As a former senior member and leader of the Unification Church, Steven Alan Hassan, now an exit counsellor, held several meetings with the self-proclaimed South-Korean Messiah Sun Myung Moon, who has just died at the age of 92.
"I was a fanatical member and leader," he told IBTimes UK.
At the age of 19, just like many young people of his age, Hassan was deceptively recruited into the "Moonies" while a student at Queens College in New York.
"My highest position was assistant director at national headquarters and director of CARP [Collegiate Association for the Research of Principles, a Moon organization] at Queens College, which was responsible for recruiting students at the college," he said.
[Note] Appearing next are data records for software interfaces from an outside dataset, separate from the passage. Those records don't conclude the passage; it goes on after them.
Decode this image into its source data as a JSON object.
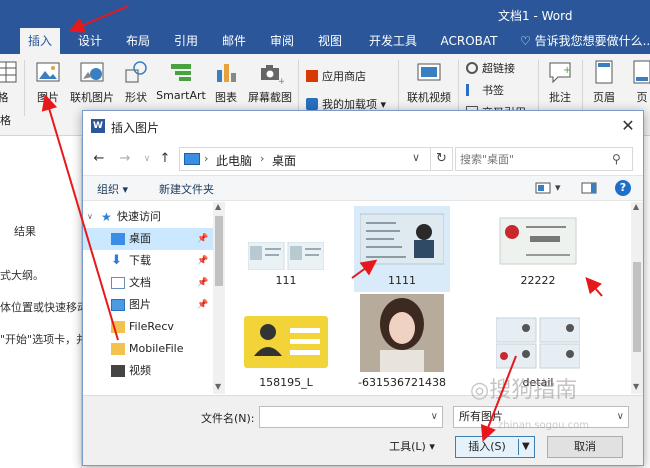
{
  "window": {
    "title": "文档1 - Word"
  },
  "tabs": [
    {
      "label": "插入",
      "active": true
    },
    {
      "label": "设计"
    },
    {
      "label": "布局"
    },
    {
      "label": "引用"
    },
    {
      "label": "邮件"
    },
    {
      "label": "审阅"
    },
    {
      "label": "视图"
    },
    {
      "label": "开发工具"
    },
    {
      "label": "ACROBAT"
    }
  ],
  "tell_me": "告诉我您想要做什么...",
  "ribbon": {
    "left_partial_top": "格",
    "left_partial_bottom": "格",
    "picture": "图片",
    "online_picture": "联机图片",
    "shapes": "形状",
    "smartart": "SmartArt",
    "chart": "图表",
    "screenshot": "屏幕截图",
    "app_store": "应用商店",
    "my_addins": "我的加载项",
    "online_video": "联机视频",
    "hyperlink": "超链接",
    "bookmark": "书签",
    "cross_ref": "交叉引用",
    "comment": "批注",
    "header": "页眉",
    "footer_partial": "页"
  },
  "doc": {
    "nav_result": "结果",
    "line1": "式大纲。",
    "line2": "体位置或快速移动",
    "line3": "\"开始\"选项卡，并"
  },
  "dialog": {
    "title": "插入图片",
    "close": "✕",
    "breadcrumb": [
      "此电脑",
      "桌面"
    ],
    "search_placeholder": "搜索\"桌面\"",
    "organize": "组织 ▾",
    "new_folder": "新建文件夹",
    "nav_items": [
      {
        "label": "快速访问",
        "icon": "star-icon",
        "color": "#2f7ed8"
      },
      {
        "label": "桌面",
        "icon": "desktop-icon",
        "color": "#3a8ee6",
        "selected": true
      },
      {
        "label": "下载",
        "icon": "download-icon",
        "color": "#2f7ed8"
      },
      {
        "label": "文档",
        "icon": "document-icon",
        "color": "#6b8db5"
      },
      {
        "label": "图片",
        "icon": "picture-icon",
        "color": "#4c9be0"
      },
      {
        "label": "FileRecv",
        "icon": "folder-icon",
        "color": "#f2c14e"
      },
      {
        "label": "MobileFile",
        "icon": "folder-icon",
        "color": "#f2c14e"
      },
      {
        "label": "视频",
        "icon": "video-icon",
        "color": "#444"
      }
    ],
    "files": [
      {
        "name": "111"
      },
      {
        "name": "1111",
        "selected": true
      },
      {
        "name": "22222"
      },
      {
        "name": "158195_L"
      },
      {
        "name": "-631536721438"
      },
      {
        "name": "detail"
      }
    ],
    "filename_label": "文件名(N):",
    "filename_value": "",
    "filter": "所有图片",
    "tools": "工具(L)  ▾",
    "insert": "插入(S)",
    "cancel": "取消"
  },
  "watermark": {
    "main": "搜狗指南",
    "sub": "zhinan.sogou.com"
  },
  "colors": {
    "ribbon_blue": "#2b579a",
    "annotation_red": "#e8171a"
  }
}
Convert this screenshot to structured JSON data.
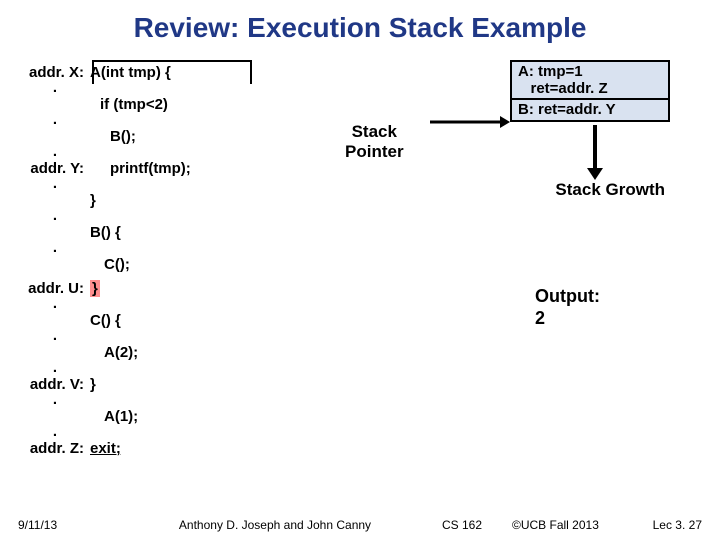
{
  "title": "Review: Execution Stack Example",
  "code": {
    "addrX": "addr. X:",
    "A_sig": "A(int tmp) {",
    "if": "if (tmp<2)",
    "Bcall": "B();",
    "addrY": "addr. Y:",
    "printf": "printf(tmp);",
    "closeA": "}",
    "B_sig": "B() {",
    "Ccall": "C();",
    "addrU": "addr. U:",
    "closeB": "}",
    "C_sig": "C() {",
    "Acall2": "A(2);",
    "addrV": "addr. V:",
    "closeC": "}",
    "Acall1": "A(1);",
    "addrZ": "addr. Z:",
    "exit": "exit;"
  },
  "stack": {
    "pointer": "Stack\nPointer",
    "frameA": "A: tmp=1\n   ret=addr. Z",
    "frameB": "B: ret=addr. Y",
    "growth": "Stack Growth"
  },
  "output": {
    "label": "Output:",
    "value": "2"
  },
  "footer": {
    "date": "9/11/13",
    "authors": "Anthony D. Joseph and John Canny",
    "course": "CS 162",
    "copy": "©UCB Fall 2013",
    "lec": "Lec 3. 27"
  }
}
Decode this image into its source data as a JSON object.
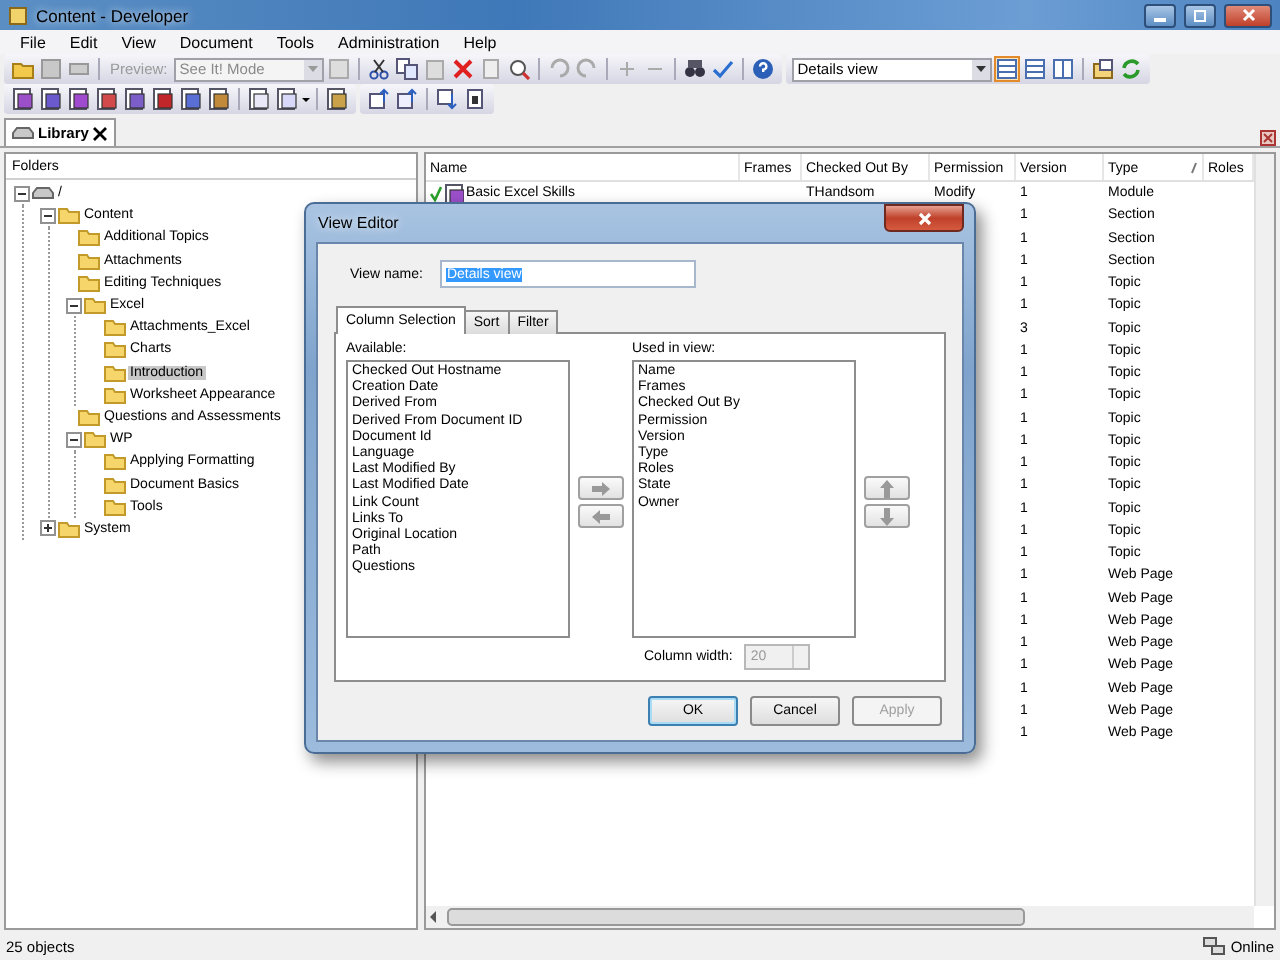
{
  "window": {
    "title": "Content - Developer"
  },
  "menu": [
    "File",
    "Edit",
    "View",
    "Document",
    "Tools",
    "Administration",
    "Help"
  ],
  "toolbar": {
    "preview_label": "Preview:",
    "preview_mode": "See It! Mode",
    "view_select": "Details view"
  },
  "library_tab": {
    "label": "Library"
  },
  "folders": {
    "header": "Folders",
    "tree": [
      {
        "label": "/",
        "expanded": true,
        "selected": false,
        "kind": "drive",
        "children": [
          {
            "label": "Content",
            "expanded": true,
            "selected": false,
            "children": [
              {
                "label": "Additional Topics",
                "selected": false
              },
              {
                "label": "Attachments",
                "selected": false
              },
              {
                "label": "Editing Techniques",
                "selected": false
              },
              {
                "label": "Excel",
                "expanded": true,
                "selected": false,
                "children": [
                  {
                    "label": "Attachments_Excel",
                    "selected": false
                  },
                  {
                    "label": "Charts",
                    "selected": false
                  },
                  {
                    "label": "Introduction",
                    "selected": true
                  },
                  {
                    "label": "Worksheet Appearance",
                    "selected": false
                  }
                ]
              },
              {
                "label": "Questions and Assessments",
                "selected": false
              },
              {
                "label": "WP",
                "expanded": true,
                "selected": false,
                "children": [
                  {
                    "label": "Applying Formatting",
                    "selected": false
                  },
                  {
                    "label": "Document Basics",
                    "selected": false
                  },
                  {
                    "label": "Tools",
                    "selected": false
                  }
                ]
              }
            ]
          },
          {
            "label": "System",
            "expanded": false,
            "selected": false
          }
        ]
      }
    ]
  },
  "table": {
    "columns": [
      "Name",
      "Frames",
      "Checked Out By",
      "Permission",
      "Version",
      "Type",
      "Roles"
    ],
    "rows": [
      {
        "name": "Basic Excel Skills",
        "checked_out_by": "THandsom",
        "permission": "Modify",
        "version": "1",
        "type": "Module"
      },
      {
        "version": "1",
        "type": "Section"
      },
      {
        "version": "1",
        "type": "Section"
      },
      {
        "version": "1",
        "type": "Section"
      },
      {
        "version": "1",
        "type": "Topic"
      },
      {
        "version": "1",
        "type": "Topic"
      },
      {
        "version": "3",
        "type": "Topic"
      },
      {
        "version": "1",
        "type": "Topic"
      },
      {
        "version": "1",
        "type": "Topic"
      },
      {
        "version": "1",
        "type": "Topic"
      },
      {
        "version": "1",
        "type": "Topic"
      },
      {
        "version": "1",
        "type": "Topic"
      },
      {
        "version": "1",
        "type": "Topic"
      },
      {
        "version": "1",
        "type": "Topic"
      },
      {
        "version": "1",
        "type": "Topic"
      },
      {
        "version": "1",
        "type": "Topic"
      },
      {
        "version": "1",
        "type": "Topic"
      },
      {
        "version": "1",
        "type": "Web Page"
      },
      {
        "version": "1",
        "type": "Web Page"
      },
      {
        "version": "1",
        "type": "Web Page"
      },
      {
        "version": "1",
        "type": "Web Page"
      },
      {
        "version": "1",
        "type": "Web Page"
      },
      {
        "version": "1",
        "type": "Web Page"
      },
      {
        "version": "1",
        "type": "Web Page"
      },
      {
        "version": "1",
        "type": "Web Page"
      }
    ]
  },
  "dialog": {
    "title": "View Editor",
    "view_name_label": "View name:",
    "view_name": "Details view",
    "tabs": [
      {
        "label": "Column Selection",
        "selected": true
      },
      {
        "label": "Sort",
        "selected": false
      },
      {
        "label": "Filter",
        "selected": false
      }
    ],
    "available_label": "Available:",
    "available": [
      "Checked Out Hostname",
      "Creation Date",
      "Derived From",
      "Derived From Document ID",
      "Document Id",
      "Language",
      "Last Modified By",
      "Last Modified Date",
      "Link Count",
      "Links To",
      "Original Location",
      "Path",
      "Questions"
    ],
    "used_label": "Used in view:",
    "used": [
      "Name",
      "Frames",
      "Checked Out By",
      "Permission",
      "Version",
      "Type",
      "Roles",
      "State",
      "Owner"
    ],
    "column_width_label": "Column width:",
    "column_width": {
      "value": "20",
      "disabled": true
    },
    "buttons": [
      {
        "label": "OK",
        "default": true,
        "disabled": false
      },
      {
        "label": "Cancel",
        "default": false,
        "disabled": false
      },
      {
        "label": "Apply",
        "default": false,
        "disabled": true
      }
    ]
  },
  "status_bar": {
    "count": "25 objects",
    "connection": "Online"
  }
}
He was favoured by top Unification Church leaders for his discipline and zeal, and success as a recruiter.
Hassan was eventually "deprogrammed" by his own family after causing a traffic accident due to lack of sleep at the wheel of a church van. "I almost died and I broke my leg," he recalls. "I was away from the group so I called my sister, who called my parents."
Hassan's parents contacted former members of the Unification Church, who engaged in a hard deprogramming session with him. Despite his resistance, Hassan eventually agreed to start a five-day intervention, after which he would be free to decide whether to return to the Unification Church. He chose to leave the organisation.
After his exit, he founded an organisation called ex-Moon Inc, with 400 other former members of the church.
'Moonies don't believe in democracy'
"We tried to investigate the Moonies," he said. "They don't believe in democracy. It's a Hitler-esque kind of organisation which wants to take over the world.
"After the Jonestown tragedy [in which 913 members of the Peoples Temple, a religious organisation led by radical preacher Jim Jones, died in 1978] I started to study psychological influence techniques, methods of persuasion, mind control and indoctrination to develop new exit counselling methods."
He became professionally interested in the field of social psychology, studying techniques cults use "to take away free will from people".
In his 1988 book "Combating Cult Mind Control," Hassan came up with a model of mind control or brainwashing, known as the BITE model.
According to him, the four components of mind control are Behaviour, Information, Thought and Emotional control. Cults forcibly recruit members using an extensive range of techniques, including "systematic deception, behaviour modification, withholding of information and emotionally intense persuasion techniques".
But other cult experts such as David Clark, Carol Giambalvo, Noel Giambalvo, Kevin Garvy and Michael Langone have criticised Steve Hassan's approach to exit counselling. They stated that Hassan's four points are "vague and rather standard fare for counselling approaches within the field of humanistic psychology".
"Hassan runs the risk of imposing clarity, however subtly, on the framework's foundational ambiguity and thereby manipulating the client," they said in a chapter entitled "Exit Counselling: A Practical Overview" from the volume "Recovery from Cults."
Unification Church - what's the way forward?
"In the 1970s the target was people between 18 and 24-25 years old, now the baby-boomers in their 50s unsatisfied with their lives," Hassan said. "Cults like Moonies want money from them, so they target wealthy, powerful people."
Hassan says the Internet era was "a big shift" in exit counselling as a "force to create change and tell people to leave".
"The ability to get information 24/7 is crucial in helping and motivating people to research and scrutinise these organisations," he adds.
According to Hassan, the death of Moon is "a critical moment" in the history of the Unification Church.
"Several of Moon's sons are now at war with each other," he said. "There are two options, either the family decide to come together to keep the father image, or they decide to stop this nonsense about religion and focus on business."